* **RECORD EXTRACTS**:
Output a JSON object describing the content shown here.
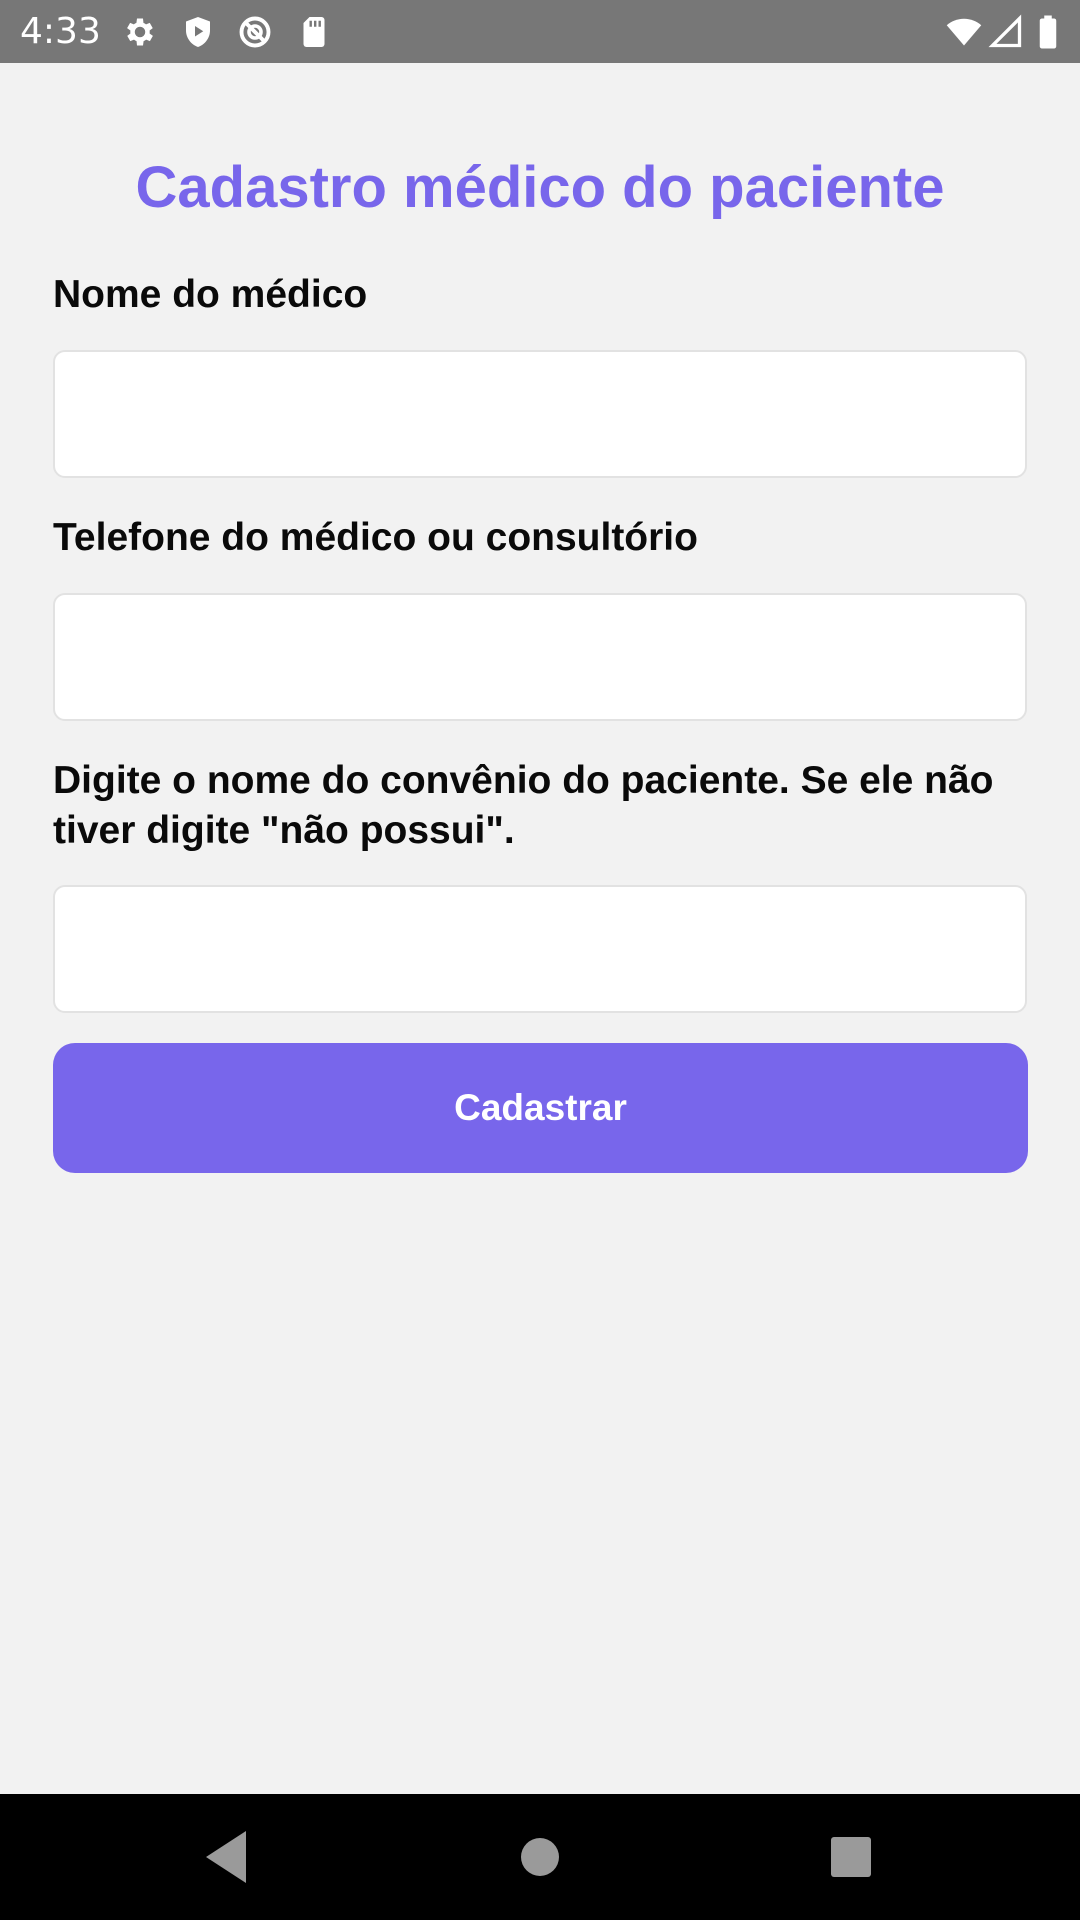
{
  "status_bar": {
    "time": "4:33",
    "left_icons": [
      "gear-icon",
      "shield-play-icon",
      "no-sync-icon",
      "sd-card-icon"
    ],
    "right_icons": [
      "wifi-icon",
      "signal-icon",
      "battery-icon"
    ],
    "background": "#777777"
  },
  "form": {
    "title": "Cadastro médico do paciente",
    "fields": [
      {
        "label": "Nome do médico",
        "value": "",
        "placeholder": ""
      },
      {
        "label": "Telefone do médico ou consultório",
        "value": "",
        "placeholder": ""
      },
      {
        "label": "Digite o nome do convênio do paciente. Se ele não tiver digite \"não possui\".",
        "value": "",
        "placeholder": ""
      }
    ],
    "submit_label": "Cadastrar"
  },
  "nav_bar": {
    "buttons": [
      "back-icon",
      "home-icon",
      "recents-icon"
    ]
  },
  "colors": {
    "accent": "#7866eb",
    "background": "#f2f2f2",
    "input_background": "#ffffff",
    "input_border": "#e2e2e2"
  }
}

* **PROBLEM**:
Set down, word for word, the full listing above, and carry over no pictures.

* **THE COMPLETED TASK**:
Output a JSON object describing the content shown here.
{
  "status_bar": {
    "time": "4:33",
    "left_icons": [
      "gear-icon",
      "shield-play-icon",
      "no-sync-icon",
      "sd-card-icon"
    ],
    "right_icons": [
      "wifi-icon",
      "signal-icon",
      "battery-icon"
    ],
    "background": "#777777"
  },
  "form": {
    "title": "Cadastro médico do paciente",
    "fields": [
      {
        "label": "Nome do médico",
        "value": "",
        "placeholder": ""
      },
      {
        "label": "Telefone do médico ou consultório",
        "value": "",
        "placeholder": ""
      },
      {
        "label": "Digite o nome do convênio do paciente. Se ele não tiver digite \"não possui\".",
        "value": "",
        "placeholder": ""
      }
    ],
    "submit_label": "Cadastrar"
  },
  "nav_bar": {
    "buttons": [
      "back-icon",
      "home-icon",
      "recents-icon"
    ]
  },
  "colors": {
    "accent": "#7866eb",
    "background": "#f2f2f2",
    "input_background": "#ffffff",
    "input_border": "#e2e2e2"
  }
}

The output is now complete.